Aggrawal nominated for Young Engineer Prize


June 2017

Congratulations to Himanshu Aggrawal, graduate student in the department of electrical and computer engineering, on being nominated for a Young Engineer Prize by the 2017 European Microwave Integrated Circuit Conference (EuMIC). In addition to the nomination, Himanshu received a travel grant for the conference, to be held in Nuremberg, Germany.

The Young Engineers Prize is awarded to two young engineers or researchers under age 30 who have presented an outstanding paper during the conference.

A student in Dr. Aydin Babakhani’s Rice Integrated Systems and Circuits (RISC) Laboratory, Himanshu will travel to Nuremberg to present his paper, titled, “A Nonlinear Impulse Sampler for Detection of Picosecond Pulses in 90 mm SiGe BiCMOS.”

Himanshu’s paper introduces a novel impulse-based sampling architecture for detecting ultra-short pulses, a key component in enabling next generation mm-wave receivers. His research focuses on Terahertz (THz) waves, which occupy the millimeter-wave band from 0.1mm to 1mm.

“THz waves are unique in the spectrum because of their potential applications in secure communications, laser free THz spectroscopy, and medical imaging. Despite the interest in using terahertz waves, we currently lack the underlying hardware platform to build upon,” Aggrawal explained. 

 

 

2017.06.Aggrawal.Chip

“Himanshu is pushing the limits of high-speed samplers and receivers in the mm-wave regime with signal frequencies exceeding 60GHz. He is working on a novel nonlinear sampling idea that can reduce the sampling window to few picoseconds,” Babakhani said.

In 2016, IEEE recognized Himanshu’s work in next-generation THz millimeter wave technology by awarding him a prestigious MTT-S Graduate Fellowship. He has been nominated for multiple best paper awards and won an honorable mention at the 2014 IEEE International Microwave Symposium.

“Terahertz technology has the potential to engender significant societal change in the near future,” Aggrawal said. “For any of the proposed terahertz applications to come to fruition, we must first strive for quality terahertz transceivers.
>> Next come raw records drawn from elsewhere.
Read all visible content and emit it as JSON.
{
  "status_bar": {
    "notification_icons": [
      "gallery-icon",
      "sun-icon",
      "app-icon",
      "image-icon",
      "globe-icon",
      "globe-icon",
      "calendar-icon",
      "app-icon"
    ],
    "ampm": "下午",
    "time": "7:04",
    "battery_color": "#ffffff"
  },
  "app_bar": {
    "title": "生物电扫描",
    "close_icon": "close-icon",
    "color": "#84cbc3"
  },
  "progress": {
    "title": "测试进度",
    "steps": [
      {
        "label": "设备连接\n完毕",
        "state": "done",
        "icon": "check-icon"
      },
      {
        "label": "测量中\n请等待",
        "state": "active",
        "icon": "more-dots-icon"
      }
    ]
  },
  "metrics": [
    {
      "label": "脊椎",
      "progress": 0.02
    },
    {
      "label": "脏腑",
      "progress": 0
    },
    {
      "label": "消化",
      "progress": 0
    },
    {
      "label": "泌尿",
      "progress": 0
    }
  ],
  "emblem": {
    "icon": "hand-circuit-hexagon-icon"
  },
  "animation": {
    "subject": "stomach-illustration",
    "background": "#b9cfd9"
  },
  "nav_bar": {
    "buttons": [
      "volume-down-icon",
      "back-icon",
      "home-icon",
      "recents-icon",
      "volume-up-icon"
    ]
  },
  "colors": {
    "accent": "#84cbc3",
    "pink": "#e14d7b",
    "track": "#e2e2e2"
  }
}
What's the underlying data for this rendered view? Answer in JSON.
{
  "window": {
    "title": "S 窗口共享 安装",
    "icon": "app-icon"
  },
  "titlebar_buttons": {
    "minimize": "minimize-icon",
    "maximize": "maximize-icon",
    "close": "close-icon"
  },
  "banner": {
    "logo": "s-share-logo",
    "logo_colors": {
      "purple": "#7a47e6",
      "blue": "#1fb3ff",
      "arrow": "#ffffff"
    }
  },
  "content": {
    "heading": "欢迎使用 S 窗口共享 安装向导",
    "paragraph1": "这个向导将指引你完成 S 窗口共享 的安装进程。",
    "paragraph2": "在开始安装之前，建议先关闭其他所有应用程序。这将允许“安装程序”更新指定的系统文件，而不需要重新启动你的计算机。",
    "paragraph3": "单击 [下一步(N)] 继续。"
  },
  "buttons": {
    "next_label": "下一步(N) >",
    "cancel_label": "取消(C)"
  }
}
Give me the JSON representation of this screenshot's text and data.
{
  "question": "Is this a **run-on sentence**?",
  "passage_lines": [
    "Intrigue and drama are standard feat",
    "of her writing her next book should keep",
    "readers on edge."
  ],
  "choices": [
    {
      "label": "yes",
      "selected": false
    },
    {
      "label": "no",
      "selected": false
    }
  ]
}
Through this research, our lab is in a unique position to make significant strides in developing this technology.”

 

-Jennifer Hunter